There is concern among some committee members that they still need to hear from people not sufficiently represented among those who completed surveys, attended the initial workshop, or spoke individually with committee members.
That was particularly concerning to member John Kerr, who said he believed ideas emerging to date don’t sufficiently represent thoughts from workers, first responders and students. This is due, Mr. Kerr said, to some people not being comfortable using Zoom to access sessions.
“Who are we trying to plan Shelter Island for?” he asked.
Others just haven’t shown an interest in getting involved with helping to shape the Island’s future, committee member Lily Hoffman said. They might complain, but they don’t get involved.
As much work as the group has put in so far, all acknowledge there is still much to be done and greater efforts needed to reach out to people in those groups who haven’t been sufficiently represented to date.
In putting together her materials for Monday night’s meeting, Ms. Brown bolstered her ideas with specific quotes from people who completed the survey and/or attended the first workshop.
Committee member Sara Gordon said in speaking to some who participated in the first workshop, she found they expressed a wish that their small group conversations could continue. She suggested that a list of participants’ emails be provided so people could continue to speak with their group members and, perhaps, refine their thinking.

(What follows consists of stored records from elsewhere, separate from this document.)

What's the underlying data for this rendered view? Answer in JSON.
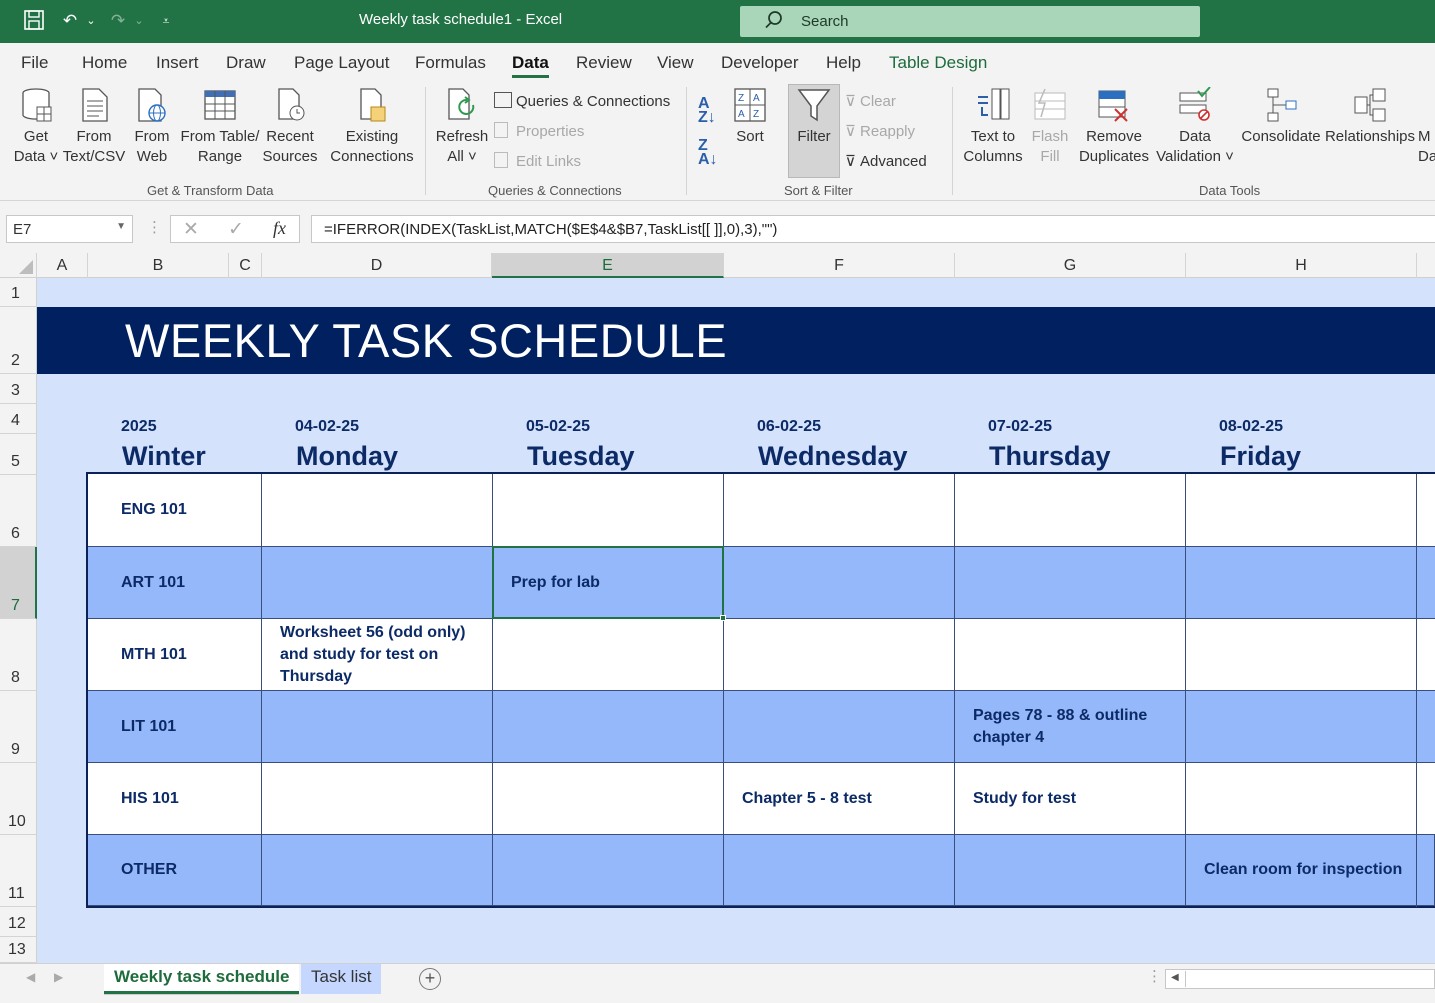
{
  "titlebar": {
    "doc_title": "Weekly task schedule1  -  Excel",
    "search_label": "Search"
  },
  "menu": {
    "items": [
      "File",
      "Home",
      "Insert",
      "Draw",
      "Page Layout",
      "Formulas",
      "Data",
      "Review",
      "View",
      "Developer",
      "Help",
      "Table Design"
    ],
    "active": "Data"
  },
  "ribbon": {
    "get_data": "Get\nData ˅",
    "from_text": "From\nText/CSV",
    "from_web": "From\nWeb",
    "from_table": "From Table/\nRange",
    "recent_sources": "Recent\nSources",
    "existing_connections": "Existing\nConnections",
    "group_get_transform": "Get & Transform Data",
    "refresh_all": "Refresh\nAll ˅",
    "queries_connections": "Queries & Connections",
    "properties": "Properties",
    "edit_links": "Edit Links",
    "group_queries": "Queries & Connections",
    "sort": "Sort",
    "filter": "Filter",
    "clear": "Clear",
    "reapply": "Reapply",
    "advanced": "Advanced",
    "group_sort_filter": "Sort & Filter",
    "text_to_columns": "Text to\nColumns",
    "flash_fill": "Flash\nFill",
    "remove_duplicates": "Remove\nDuplicates",
    "data_validation": "Data\nValidation ˅",
    "consolidate": "Consolidate",
    "relationships": "Relationships",
    "manage_partial": "M\nDa",
    "group_data_tools": "Data Tools"
  },
  "formula_bar": {
    "name_box": "E7",
    "formula": "=IFERROR(INDEX(TaskList,MATCH($E$4&$B7,TaskList[[ ]],0),3),\"\")"
  },
  "columns": [
    "A",
    "B",
    "C",
    "D",
    "E",
    "F",
    "G",
    "H"
  ],
  "rows": [
    "1",
    "2",
    "3",
    "4",
    "5",
    "6",
    "7",
    "8",
    "9",
    "10",
    "11",
    "12",
    "13"
  ],
  "schedule": {
    "title": "WEEKLY TASK SCHEDULE",
    "year": "2025",
    "season": "Winter",
    "days": [
      {
        "date": "04-02-25",
        "name": "Monday"
      },
      {
        "date": "05-02-25",
        "name": "Tuesday"
      },
      {
        "date": "06-02-25",
        "name": "Wednesday"
      },
      {
        "date": "07-02-25",
        "name": "Thursday"
      },
      {
        "date": "08-02-25",
        "name": "Friday"
      }
    ],
    "rows": [
      {
        "course": "ENG 101",
        "tasks": [
          "",
          "",
          "",
          "",
          ""
        ]
      },
      {
        "course": "ART 101",
        "tasks": [
          "",
          "Prep for lab",
          "",
          "",
          ""
        ]
      },
      {
        "course": "MTH 101",
        "tasks": [
          "Worksheet 56 (odd only) and study for test on Thursday",
          "",
          "",
          "",
          ""
        ]
      },
      {
        "course": "LIT 101",
        "tasks": [
          "",
          "",
          "",
          "Pages 78 - 88 & outline chapter 4",
          ""
        ]
      },
      {
        "course": "HIS 101",
        "tasks": [
          "",
          "",
          "Chapter 5 - 8 test",
          "Study for test",
          ""
        ]
      },
      {
        "course": "OTHER",
        "tasks": [
          "",
          "",
          "",
          "",
          "Clean room for inspection"
        ]
      }
    ]
  },
  "sheet_tabs": [
    {
      "label": "Weekly task schedule",
      "active": true
    },
    {
      "label": "Task list",
      "active": false
    }
  ],
  "colors": {
    "excel_green": "#217346",
    "banner": "#002060",
    "band_blue": "#95b8fb",
    "sheet_bg": "#d5e2fb"
  }
}
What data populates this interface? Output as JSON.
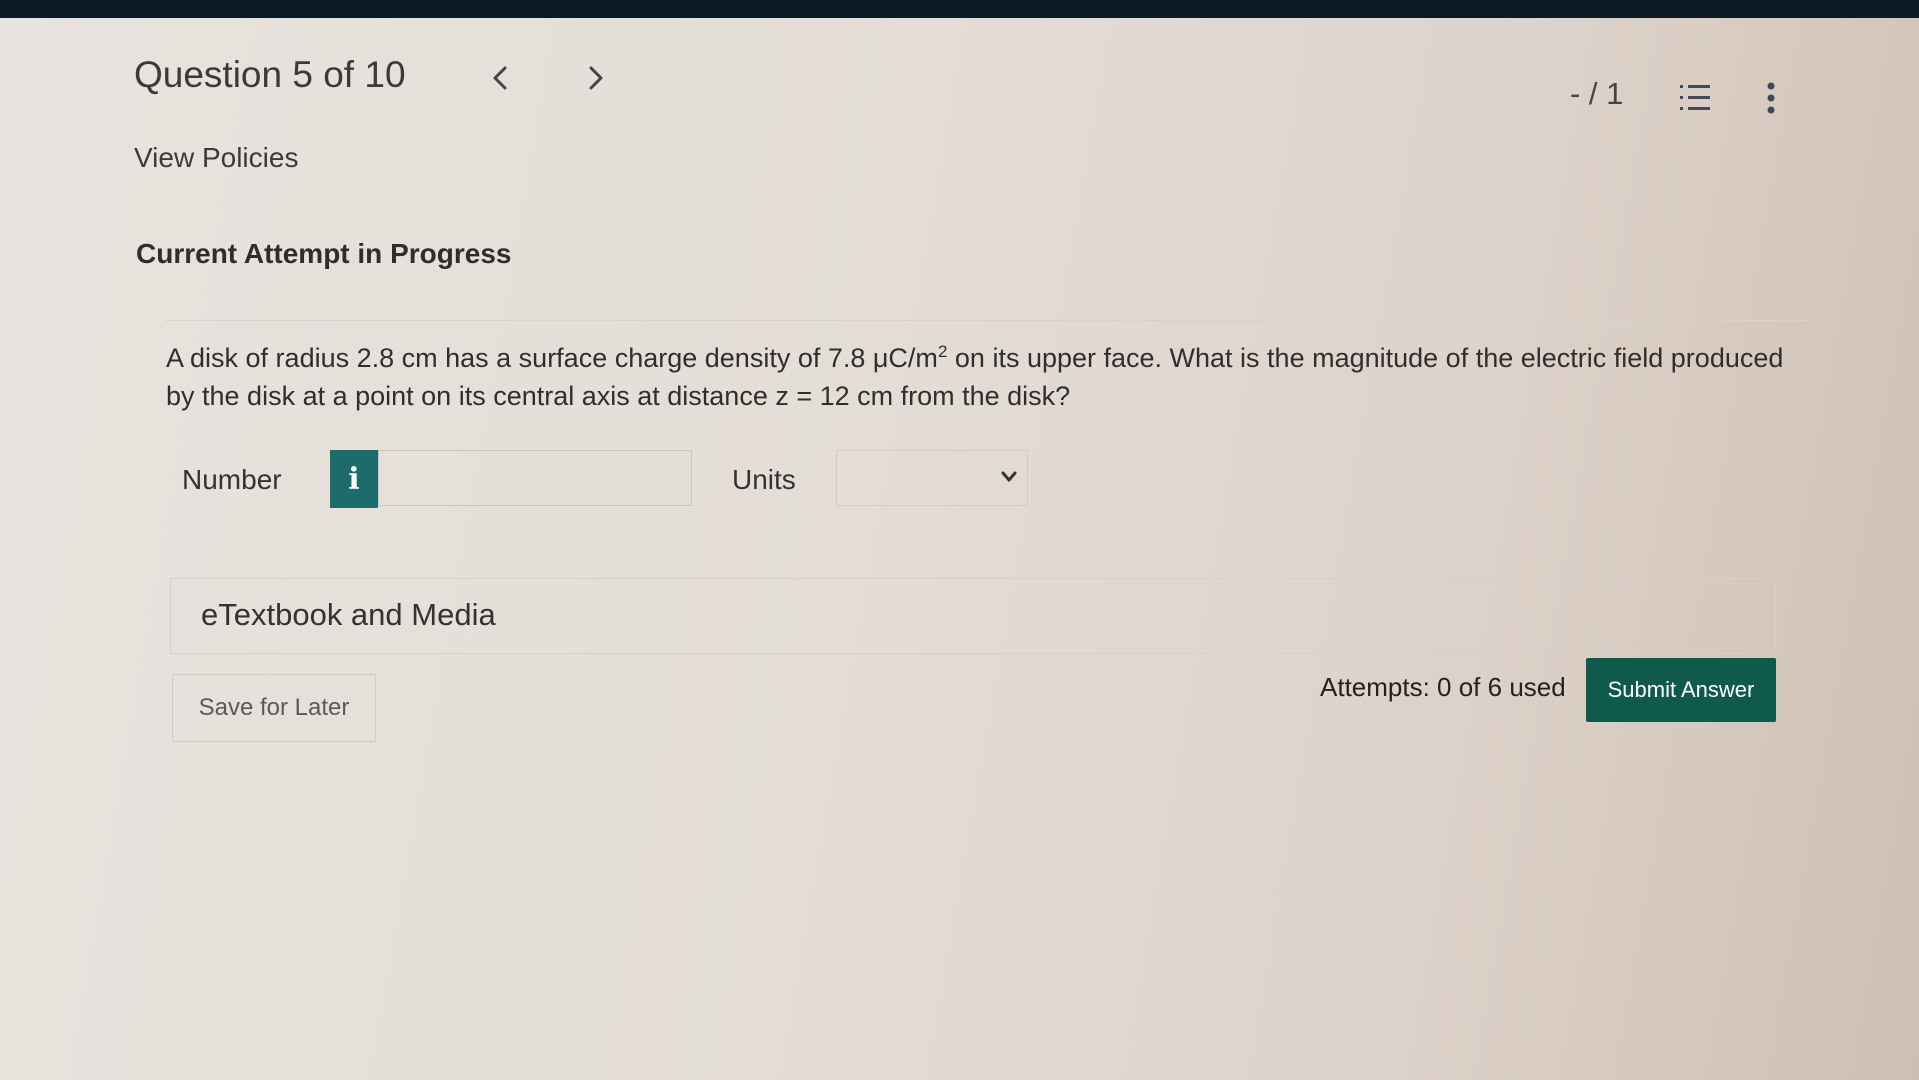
{
  "header": {
    "question_title": "Question 5 of 10",
    "score": "- / 1",
    "policies_link": "View Policies"
  },
  "icons": {
    "previous": "chevron-left-icon",
    "next": "chevron-right-icon",
    "list": "numbered-list-icon",
    "more": "vertical-dots-icon",
    "info": "info-icon",
    "select_arrow": "chevron-down-icon"
  },
  "attempt": {
    "heading": "Current Attempt in Progress"
  },
  "question": {
    "text_part1": "A disk of radius 2.8 cm has a surface charge density of 7.8 μC/m",
    "superscript": "2",
    "text_part2": " on its upper face. What is the magnitude of the electric field produced",
    "text_line2": "by the disk at a point on its central axis at distance z = 12 cm from the disk?"
  },
  "answer": {
    "number_label": "Number",
    "info_glyph": "i",
    "number_value": "",
    "units_label": "Units",
    "units_selected": ""
  },
  "media": {
    "label": "eTextbook and Media"
  },
  "footer": {
    "save_label": "Save for Later",
    "attempts_text": "Attempts: 0 of 6 used",
    "submit_label": "Submit Answer"
  },
  "colors": {
    "accent_teal": "#1d6b6a",
    "submit_green": "#0f5a4b",
    "top_strip": "#0d1a24"
  }
}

Committee member Ben Dyett said he doesn’t want to dismiss part-timers’ views. Part-time residents “are important to the community,” he said.
Mr. Flinker said of the more than 1,000 people who completed surveys, 500 identified as Islanders who spent at least nine months of the year in town and 512 identified themselves as part-timers.

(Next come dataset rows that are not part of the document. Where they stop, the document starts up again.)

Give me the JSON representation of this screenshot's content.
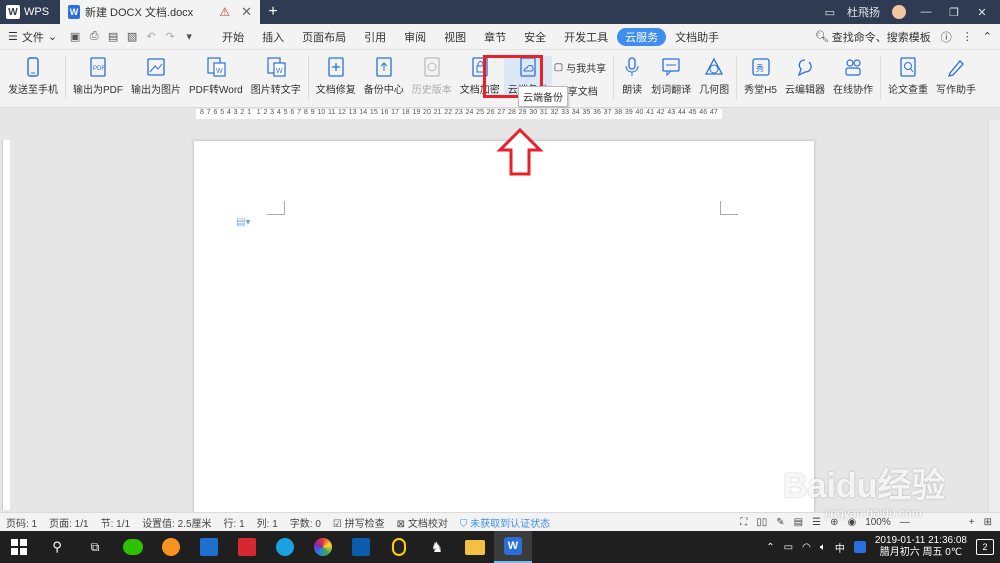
{
  "titlebar": {
    "app_name": "WPS",
    "doc_tab": "新建 DOCX 文档.docx",
    "user_name": "杜飛扬"
  },
  "menubar": {
    "file_label": "文件",
    "tabs": [
      "开始",
      "插入",
      "页面布局",
      "引用",
      "审阅",
      "视图",
      "章节",
      "安全",
      "开发工具",
      "云服务",
      "文档助手"
    ],
    "active_tab": "云服务",
    "search_label": "查找命令、搜索模板"
  },
  "ribbon": {
    "send_phone": "发送至手机",
    "to_pdf": "输出为PDF",
    "to_image": "输出为图片",
    "pdf_word": "PDF转Word",
    "img_text": "图片转文字",
    "doc_repair": "文档修复",
    "backup_center": "备份中心",
    "history": "历史版本",
    "doc_encrypt": "文档加密",
    "cloud_backup": "云端备份",
    "share_with_me": "与我共享",
    "share_doc": "享文档",
    "read_aloud": "朗读",
    "translate": "划词翻译",
    "geometry": "几何图",
    "show_h5": "秀堂H5",
    "cloud_editor": "云编辑器",
    "collab": "在线协作",
    "plagiarism": "论文查重",
    "writing": "写作助手"
  },
  "tooltip": "云端备份",
  "ruler_ticks": [
    "8",
    "7",
    "6",
    "5",
    "4",
    "3",
    "2",
    "1",
    "",
    "1",
    "2",
    "3",
    "4",
    "5",
    "6",
    "7",
    "8",
    "9",
    "10",
    "11",
    "12",
    "13",
    "14",
    "15",
    "16",
    "17",
    "18",
    "19",
    "20",
    "21",
    "22",
    "23",
    "24",
    "25",
    "26",
    "27",
    "28",
    "29",
    "30",
    "31",
    "32",
    "33",
    "34",
    "35",
    "36",
    "37",
    "38",
    "39",
    "40",
    "41",
    "42",
    "43",
    "44",
    "45",
    "46",
    "47"
  ],
  "status": {
    "page_no": "页码: 1",
    "pages": "页面: 1/1",
    "section": "节: 1/1",
    "setting": "设置值: 2.5厘米",
    "row": "行: 1",
    "col": "列: 1",
    "words": "字数: 0",
    "spell": "拼写检查",
    "proof": "文档校对",
    "cert": "未获取到认证状态",
    "zoom": "100%"
  },
  "taskbar": {
    "ime": "中",
    "date": "2019-01-11",
    "time": "21:36:08",
    "lunar": "腊月初六 周五 0℃",
    "notif_count": "2"
  },
  "watermark": {
    "brand": "Baidu经验",
    "url": "jingyan.baidu.com"
  }
}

In analyzing the information that came from the workshop, Mr. Flinker said there was general agreement about positive and negative aspects of living on Shelter Island.
People tended to agree there is a need to:
• Fix up the Center where there are several vacant commercial spaces.
• Enhance safety for walkers and bikers on town roads.
• Address problems with ticks and the deer on which they get their blood meals before infecting people.
• Providing a reliable public water supply throughout the Island.
• Improving Town Hall procedures by accepting credit cards and making digital permitting possible.
Other issues included possibly paying for EMTs.
As for the factors that make Shelter Island attractive, not surprisingly, beaches and water access were high on the list, Mr. Flinker said. The quality of life on the Island and a strong sense of community are important to many, he added.
On the other hand, weaknesses include a lack of affordable housing, absence of many year-round jobs, economic constraints and a sense that real estate interests tend to be focused on the second-home community. Public services need expansion and the reliance on private wells and often aged septic systems pose problems.
So too does a limited government that handles day-to-day issues, but has not focused enough on future development.
Opportunities the public sees include green initiatives; the pursuit of affordable housing; improved communications with the government; and the possibility of hiring a town manager. Additional public services and facilities and building more bridges between various sectors of the community, including young and old and part-time and full-time residents could be improved.
Threats to attaining goals include changing environmental factors posed by climate change; tick-borne diseases; and a declining of the surrounding marine life.
Economics make for a growing affluent community that could make it harder for working class residents to stay on the Island. That includes a dominance of second homeowners and increasing efforts to build larger houses.
Others saw a loss of job opportunities, a decline in safety and security, the declining character of the Route 114 corridor and, for some, decreasing neighborliness that has been increasing the “not in my backyard” attitude about needs such as affordable housing.
Ms. Brown described drivers of change on the Island, including the character of the community, housing, the economy, increasing needs for transportation and control of increased seasonal traffic.
The committee planned to review the wealth of material the consultants provided and give feedback to Project Director Edward Hindin this week to help refine preparations for the April 22 workshop.
Some decisions will have to be made on timing of that workshop, now scheduled from 6 to 8 p.m. Some thought it should start a bit later and others want a three-hour session instead of the two hours currently planned.
They want to hear Islanders’ wish list